(Interface dataset entries)
------------------------------------------------------------------------
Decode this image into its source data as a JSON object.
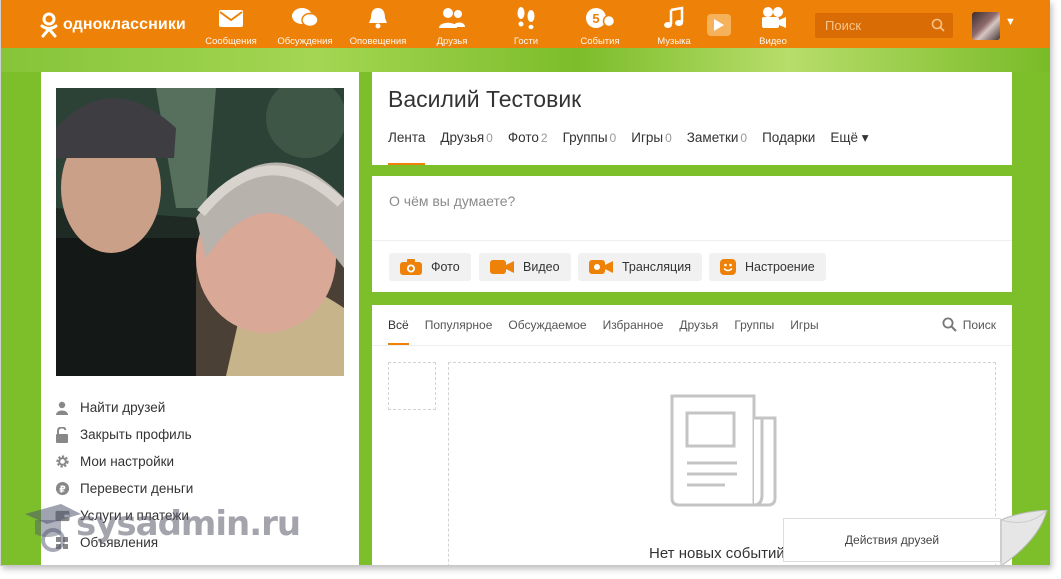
{
  "brand": {
    "name": "одноклассники"
  },
  "topnav": {
    "items": [
      {
        "label": "Сообщения",
        "icon": "envelope-icon"
      },
      {
        "label": "Обсуждения",
        "icon": "chat-bubbles-icon"
      },
      {
        "label": "Оповещения",
        "icon": "bell-icon"
      },
      {
        "label": "Друзья",
        "icon": "friends-icon"
      },
      {
        "label": "Гости",
        "icon": "footprints-icon"
      },
      {
        "label": "События",
        "icon": "events-icon",
        "badge": "5"
      },
      {
        "label": "Музыка",
        "icon": "music-note-icon"
      },
      {
        "label": "Видео",
        "icon": "video-camera-icon"
      }
    ],
    "search_placeholder": "Поиск"
  },
  "left_menu": [
    {
      "label": "Найти друзей",
      "icon": "person-icon"
    },
    {
      "label": "Закрыть профиль",
      "icon": "padlock-icon"
    },
    {
      "label": "Мои настройки",
      "icon": "gear-icon"
    },
    {
      "label": "Перевести деньги",
      "icon": "money-icon"
    },
    {
      "label": "Услуги и платежи",
      "icon": "wallet-icon"
    },
    {
      "label": "Объявления",
      "icon": "ads-icon"
    }
  ],
  "profile": {
    "name": "Василий Тестовик",
    "tabs": [
      {
        "label": "Лента",
        "count": ""
      },
      {
        "label": "Друзья",
        "count": "0"
      },
      {
        "label": "Фото",
        "count": "2"
      },
      {
        "label": "Группы",
        "count": "0"
      },
      {
        "label": "Игры",
        "count": "0"
      },
      {
        "label": "Заметки",
        "count": "0"
      },
      {
        "label": "Подарки",
        "count": ""
      },
      {
        "label": "Ещё ▾",
        "count": ""
      }
    ]
  },
  "post": {
    "placeholder": "О чём вы думаете?",
    "buttons": [
      {
        "label": "Фото",
        "icon": "camera-icon"
      },
      {
        "label": "Видео",
        "icon": "video-icon"
      },
      {
        "label": "Трансляция",
        "icon": "broadcast-icon"
      },
      {
        "label": "Настроение",
        "icon": "smiley-icon"
      }
    ]
  },
  "feed": {
    "tabs": [
      "Всё",
      "Популярное",
      "Обсуждаемое",
      "Избранное",
      "Друзья",
      "Группы",
      "Игры"
    ],
    "search_label": "Поиск",
    "empty_text": "Нет новых событий"
  },
  "friends_actions": {
    "label": "Действия друзей"
  },
  "watermark": {
    "text": "sysadmin.ru"
  },
  "colors": {
    "accent": "#ee8208",
    "background_green": "#7cbf2b"
  }
}
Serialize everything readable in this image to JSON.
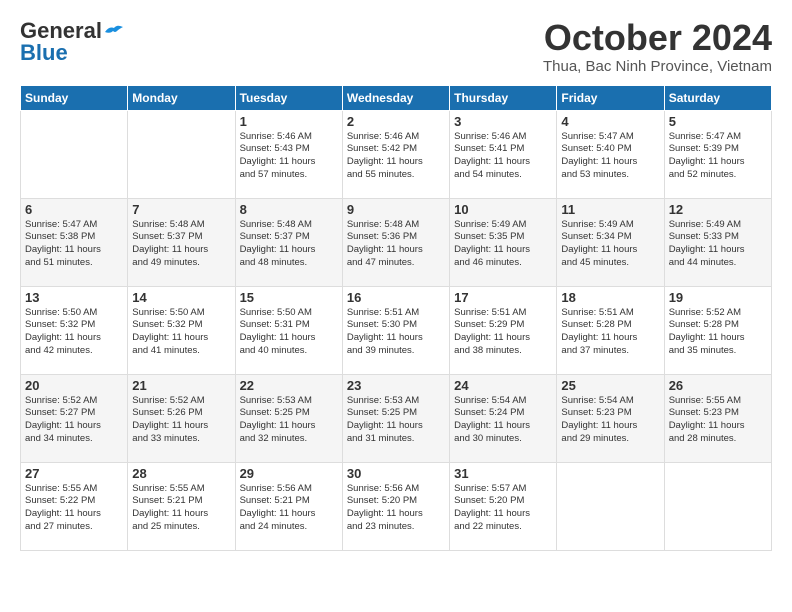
{
  "header": {
    "logo_general": "General",
    "logo_blue": "Blue",
    "month_title": "October 2024",
    "location": "Thua, Bac Ninh Province, Vietnam"
  },
  "days_of_week": [
    "Sunday",
    "Monday",
    "Tuesday",
    "Wednesday",
    "Thursday",
    "Friday",
    "Saturday"
  ],
  "weeks": [
    [
      {
        "day": "",
        "info": ""
      },
      {
        "day": "",
        "info": ""
      },
      {
        "day": "1",
        "info": "Sunrise: 5:46 AM\nSunset: 5:43 PM\nDaylight: 11 hours\nand 57 minutes."
      },
      {
        "day": "2",
        "info": "Sunrise: 5:46 AM\nSunset: 5:42 PM\nDaylight: 11 hours\nand 55 minutes."
      },
      {
        "day": "3",
        "info": "Sunrise: 5:46 AM\nSunset: 5:41 PM\nDaylight: 11 hours\nand 54 minutes."
      },
      {
        "day": "4",
        "info": "Sunrise: 5:47 AM\nSunset: 5:40 PM\nDaylight: 11 hours\nand 53 minutes."
      },
      {
        "day": "5",
        "info": "Sunrise: 5:47 AM\nSunset: 5:39 PM\nDaylight: 11 hours\nand 52 minutes."
      }
    ],
    [
      {
        "day": "6",
        "info": "Sunrise: 5:47 AM\nSunset: 5:38 PM\nDaylight: 11 hours\nand 51 minutes."
      },
      {
        "day": "7",
        "info": "Sunrise: 5:48 AM\nSunset: 5:37 PM\nDaylight: 11 hours\nand 49 minutes."
      },
      {
        "day": "8",
        "info": "Sunrise: 5:48 AM\nSunset: 5:37 PM\nDaylight: 11 hours\nand 48 minutes."
      },
      {
        "day": "9",
        "info": "Sunrise: 5:48 AM\nSunset: 5:36 PM\nDaylight: 11 hours\nand 47 minutes."
      },
      {
        "day": "10",
        "info": "Sunrise: 5:49 AM\nSunset: 5:35 PM\nDaylight: 11 hours\nand 46 minutes."
      },
      {
        "day": "11",
        "info": "Sunrise: 5:49 AM\nSunset: 5:34 PM\nDaylight: 11 hours\nand 45 minutes."
      },
      {
        "day": "12",
        "info": "Sunrise: 5:49 AM\nSunset: 5:33 PM\nDaylight: 11 hours\nand 44 minutes."
      }
    ],
    [
      {
        "day": "13",
        "info": "Sunrise: 5:50 AM\nSunset: 5:32 PM\nDaylight: 11 hours\nand 42 minutes."
      },
      {
        "day": "14",
        "info": "Sunrise: 5:50 AM\nSunset: 5:32 PM\nDaylight: 11 hours\nand 41 minutes."
      },
      {
        "day": "15",
        "info": "Sunrise: 5:50 AM\nSunset: 5:31 PM\nDaylight: 11 hours\nand 40 minutes."
      },
      {
        "day": "16",
        "info": "Sunrise: 5:51 AM\nSunset: 5:30 PM\nDaylight: 11 hours\nand 39 minutes."
      },
      {
        "day": "17",
        "info": "Sunrise: 5:51 AM\nSunset: 5:29 PM\nDaylight: 11 hours\nand 38 minutes."
      },
      {
        "day": "18",
        "info": "Sunrise: 5:51 AM\nSunset: 5:28 PM\nDaylight: 11 hours\nand 37 minutes."
      },
      {
        "day": "19",
        "info": "Sunrise: 5:52 AM\nSunset: 5:28 PM\nDaylight: 11 hours\nand 35 minutes."
      }
    ],
    [
      {
        "day": "20",
        "info": "Sunrise: 5:52 AM\nSunset: 5:27 PM\nDaylight: 11 hours\nand 34 minutes."
      },
      {
        "day": "21",
        "info": "Sunrise: 5:52 AM\nSunset: 5:26 PM\nDaylight: 11 hours\nand 33 minutes."
      },
      {
        "day": "22",
        "info": "Sunrise: 5:53 AM\nSunset: 5:25 PM\nDaylight: 11 hours\nand 32 minutes."
      },
      {
        "day": "23",
        "info": "Sunrise: 5:53 AM\nSunset: 5:25 PM\nDaylight: 11 hours\nand 31 minutes."
      },
      {
        "day": "24",
        "info": "Sunrise: 5:54 AM\nSunset: 5:24 PM\nDaylight: 11 hours\nand 30 minutes."
      },
      {
        "day": "25",
        "info": "Sunrise: 5:54 AM\nSunset: 5:23 PM\nDaylight: 11 hours\nand 29 minutes."
      },
      {
        "day": "26",
        "info": "Sunrise: 5:55 AM\nSunset: 5:23 PM\nDaylight: 11 hours\nand 28 minutes."
      }
    ],
    [
      {
        "day": "27",
        "info": "Sunrise: 5:55 AM\nSunset: 5:22 PM\nDaylight: 11 hours\nand 27 minutes."
      },
      {
        "day": "28",
        "info": "Sunrise: 5:55 AM\nSunset: 5:21 PM\nDaylight: 11 hours\nand 25 minutes."
      },
      {
        "day": "29",
        "info": "Sunrise: 5:56 AM\nSunset: 5:21 PM\nDaylight: 11 hours\nand 24 minutes."
      },
      {
        "day": "30",
        "info": "Sunrise: 5:56 AM\nSunset: 5:20 PM\nDaylight: 11 hours\nand 23 minutes."
      },
      {
        "day": "31",
        "info": "Sunrise: 5:57 AM\nSunset: 5:20 PM\nDaylight: 11 hours\nand 22 minutes."
      },
      {
        "day": "",
        "info": ""
      },
      {
        "day": "",
        "info": ""
      }
    ]
  ]
}
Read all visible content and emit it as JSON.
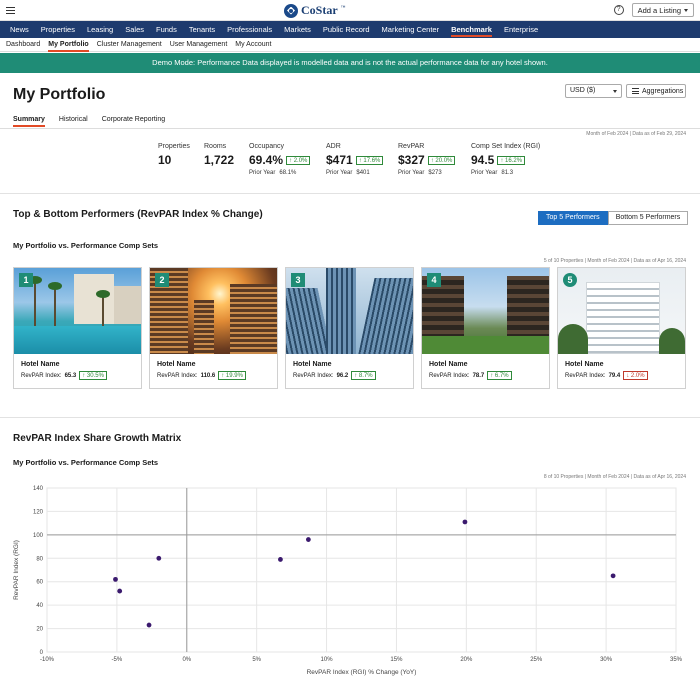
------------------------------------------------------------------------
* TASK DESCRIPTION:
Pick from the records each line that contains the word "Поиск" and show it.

* ANSWER FOR THE TASK:
    "search_placeholder": "Поиск"
    "search_label": "Поиск",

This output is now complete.